aliasmoi said...

I agree with you both that the story of Uriah is more about abuse of power than it is about sex. But, you both forget that God passed judgement on David for what he did.

Nathan comes in 2 Samuel 12, and tells David that 1) he's not getting away with anything, 2) the sword will never depart from his house because of what he's done. Our American sense of justice would like to see David struck down dead right at that moment. But, in some ways he might have prefered a quick death to what the rest of his life held for him - what with his son Absolom rising up and trying to kill him and all - as just one example of the life long grief God brought down on David for what he had done. Plus, his treachery has been written down for all generations to see. Embarassing much?

Because I believe in God, I believe He didn't let David off scot-free for what he'd done. He's not going to let America get away with what she's done or these greedy bankers with what they've done. We might not get to see it, but justice will be done.

rosa said...

God may have punished David, but he sure didn't take away any of his power, and Solomon--the son of David and Bathsheba--went on to be a more powerful king. So David's line strengthened and became more powerful gaining him eternal life vs embarrassment. In the long run, David got off very easy. His people, however, well they may still be suffering for it.

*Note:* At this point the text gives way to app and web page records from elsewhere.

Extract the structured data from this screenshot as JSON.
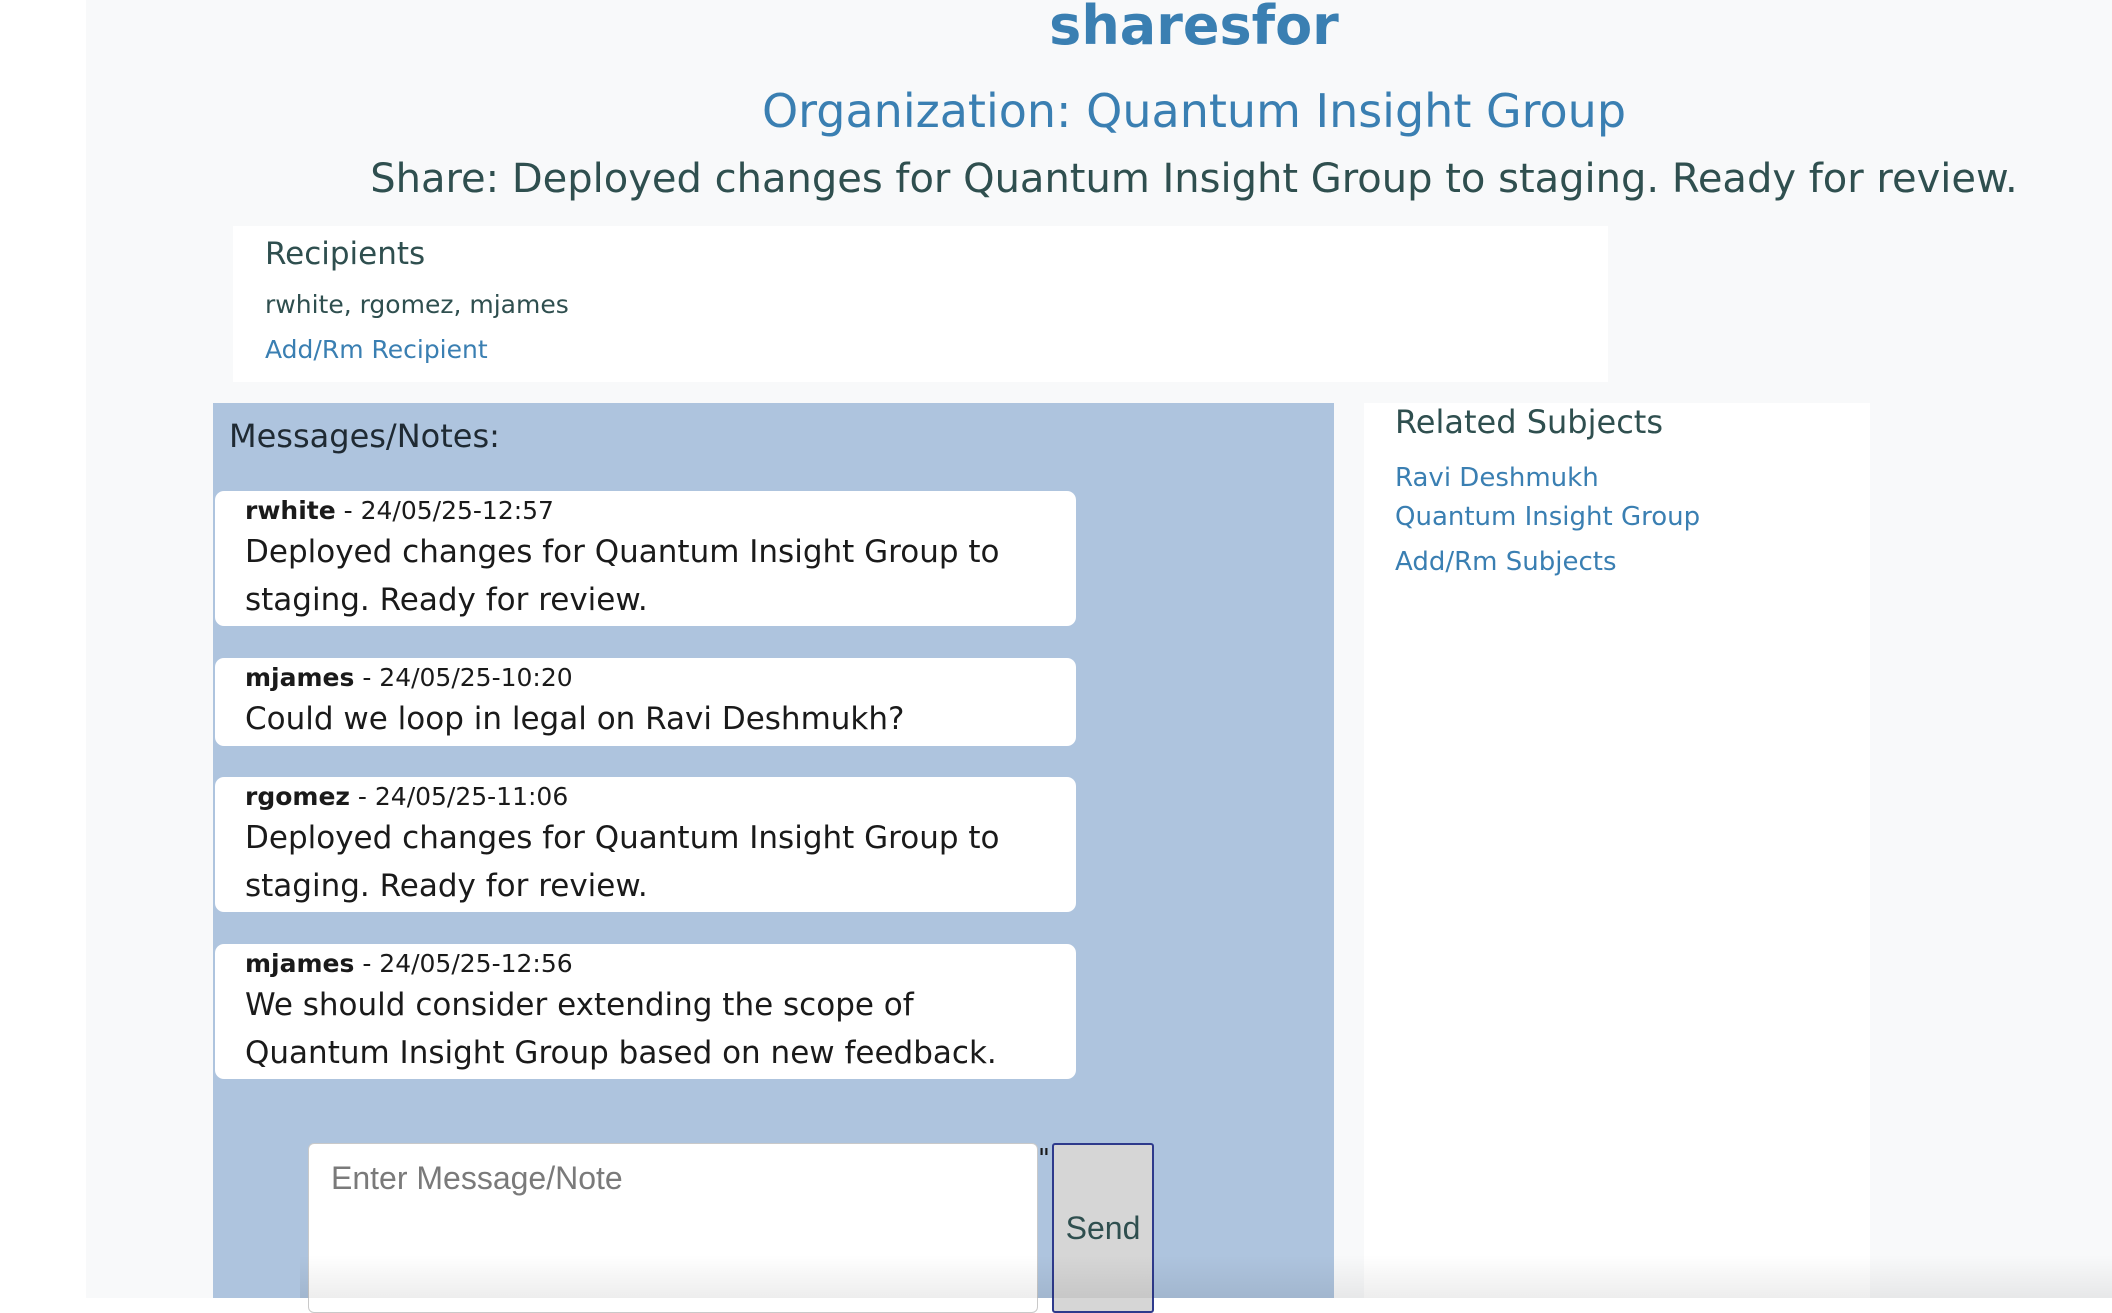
{
  "app": {
    "title": "sharesfor"
  },
  "header": {
    "organization": "Organization: Quantum Insight Group",
    "share": "Share: Deployed changes for Quantum Insight Group to staging. Ready for review."
  },
  "recipients": {
    "heading": "Recipients",
    "list": "rwhite, rgomez, mjames",
    "add_link": "Add/Rm Recipient"
  },
  "messages": {
    "heading": "Messages/Notes:",
    "items": [
      {
        "author": "rwhite",
        "timestamp": " - 24/05/25-12:57",
        "text": "Deployed changes for Quantum Insight Group to staging. Ready for review."
      },
      {
        "author": "mjames",
        "timestamp": " - 24/05/25-10:20",
        "text": "Could we loop in legal on Ravi Deshmukh?"
      },
      {
        "author": "rgomez",
        "timestamp": " - 24/05/25-11:06",
        "text": "Deployed changes for Quantum Insight Group to staging. Ready for review."
      },
      {
        "author": "mjames",
        "timestamp": " - 24/05/25-12:56",
        "text": "We should consider extending the scope of Quantum Insight Group based on new feedback."
      }
    ]
  },
  "composer": {
    "placeholder": "Enter Message/Note",
    "value": "",
    "stray_char": "\"",
    "send_label": "Send"
  },
  "subjects": {
    "heading": "Related Subjects",
    "items": [
      "Ravi Deshmukh",
      "Quantum Insight Group"
    ],
    "add_link": "Add/Rm Subjects"
  }
}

Justice in the afterlife doesn't do it for me, Mel.

aliasmoi said...

Unfortunately, that is sometimes all we get, Rosa.